TASK ITEM
Those lines of the records that contain "white" are to be located and copied.

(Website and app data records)
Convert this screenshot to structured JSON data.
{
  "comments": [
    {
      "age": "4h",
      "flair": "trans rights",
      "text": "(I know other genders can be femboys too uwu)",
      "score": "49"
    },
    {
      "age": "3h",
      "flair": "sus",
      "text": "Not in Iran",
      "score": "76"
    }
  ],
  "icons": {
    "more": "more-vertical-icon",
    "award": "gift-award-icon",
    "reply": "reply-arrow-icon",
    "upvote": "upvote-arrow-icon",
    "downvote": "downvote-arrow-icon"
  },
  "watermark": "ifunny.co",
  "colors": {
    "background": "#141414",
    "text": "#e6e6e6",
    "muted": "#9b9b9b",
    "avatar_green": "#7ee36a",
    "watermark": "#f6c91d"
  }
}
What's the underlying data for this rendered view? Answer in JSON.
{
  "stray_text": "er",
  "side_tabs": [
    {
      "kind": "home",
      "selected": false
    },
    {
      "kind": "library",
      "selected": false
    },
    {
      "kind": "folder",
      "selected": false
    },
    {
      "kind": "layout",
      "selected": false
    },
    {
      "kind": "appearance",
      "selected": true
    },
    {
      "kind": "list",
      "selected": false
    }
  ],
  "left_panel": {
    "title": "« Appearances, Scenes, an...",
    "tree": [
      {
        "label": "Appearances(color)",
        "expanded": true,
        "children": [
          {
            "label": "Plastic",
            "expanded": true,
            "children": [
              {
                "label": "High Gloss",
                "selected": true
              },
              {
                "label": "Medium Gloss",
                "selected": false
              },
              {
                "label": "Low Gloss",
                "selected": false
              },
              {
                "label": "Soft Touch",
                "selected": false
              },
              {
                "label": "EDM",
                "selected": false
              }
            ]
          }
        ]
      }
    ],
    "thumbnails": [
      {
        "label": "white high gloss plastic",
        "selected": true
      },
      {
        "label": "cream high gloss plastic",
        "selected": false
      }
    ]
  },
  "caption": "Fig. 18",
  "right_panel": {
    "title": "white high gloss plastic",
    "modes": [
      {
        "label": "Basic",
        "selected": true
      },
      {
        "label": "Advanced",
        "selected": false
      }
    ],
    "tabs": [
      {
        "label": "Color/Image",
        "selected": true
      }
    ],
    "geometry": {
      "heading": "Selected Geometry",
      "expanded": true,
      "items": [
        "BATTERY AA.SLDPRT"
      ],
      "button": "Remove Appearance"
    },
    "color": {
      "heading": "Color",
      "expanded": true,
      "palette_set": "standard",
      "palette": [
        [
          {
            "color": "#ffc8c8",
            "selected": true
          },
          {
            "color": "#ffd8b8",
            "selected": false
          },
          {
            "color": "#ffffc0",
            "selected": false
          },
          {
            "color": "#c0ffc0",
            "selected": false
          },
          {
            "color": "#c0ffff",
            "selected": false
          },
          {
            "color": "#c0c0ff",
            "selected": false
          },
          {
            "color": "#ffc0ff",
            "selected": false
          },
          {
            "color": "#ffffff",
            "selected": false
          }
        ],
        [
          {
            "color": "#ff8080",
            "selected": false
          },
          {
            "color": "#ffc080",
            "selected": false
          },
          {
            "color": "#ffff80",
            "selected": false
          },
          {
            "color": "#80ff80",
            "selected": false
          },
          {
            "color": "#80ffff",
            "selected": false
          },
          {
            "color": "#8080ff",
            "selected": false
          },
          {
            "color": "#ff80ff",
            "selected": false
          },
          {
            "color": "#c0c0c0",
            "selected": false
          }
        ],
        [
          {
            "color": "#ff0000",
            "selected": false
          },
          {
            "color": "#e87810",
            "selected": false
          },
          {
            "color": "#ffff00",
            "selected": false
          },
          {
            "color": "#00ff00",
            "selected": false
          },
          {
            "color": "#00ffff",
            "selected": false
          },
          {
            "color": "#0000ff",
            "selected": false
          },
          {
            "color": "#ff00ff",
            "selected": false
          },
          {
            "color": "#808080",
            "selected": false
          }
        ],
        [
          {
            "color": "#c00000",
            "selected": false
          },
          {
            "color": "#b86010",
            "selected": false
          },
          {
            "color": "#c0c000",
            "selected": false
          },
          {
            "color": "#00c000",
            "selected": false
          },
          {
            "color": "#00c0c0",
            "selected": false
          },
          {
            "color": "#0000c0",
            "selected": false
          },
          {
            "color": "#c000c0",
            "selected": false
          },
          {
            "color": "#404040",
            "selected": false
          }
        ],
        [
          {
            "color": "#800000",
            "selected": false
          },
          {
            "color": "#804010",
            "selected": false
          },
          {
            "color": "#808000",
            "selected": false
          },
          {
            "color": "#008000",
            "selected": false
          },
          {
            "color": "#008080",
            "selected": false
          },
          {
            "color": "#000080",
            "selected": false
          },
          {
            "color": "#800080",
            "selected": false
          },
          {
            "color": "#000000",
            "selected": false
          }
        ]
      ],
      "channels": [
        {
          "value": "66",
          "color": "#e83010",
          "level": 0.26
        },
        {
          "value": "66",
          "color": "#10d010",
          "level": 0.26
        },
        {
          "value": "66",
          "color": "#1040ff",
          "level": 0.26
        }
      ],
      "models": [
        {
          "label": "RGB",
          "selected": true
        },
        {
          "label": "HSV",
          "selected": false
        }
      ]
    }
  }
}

FINISHED TASK
        "label": "white high gloss plastic",
    "title": "white high gloss plastic",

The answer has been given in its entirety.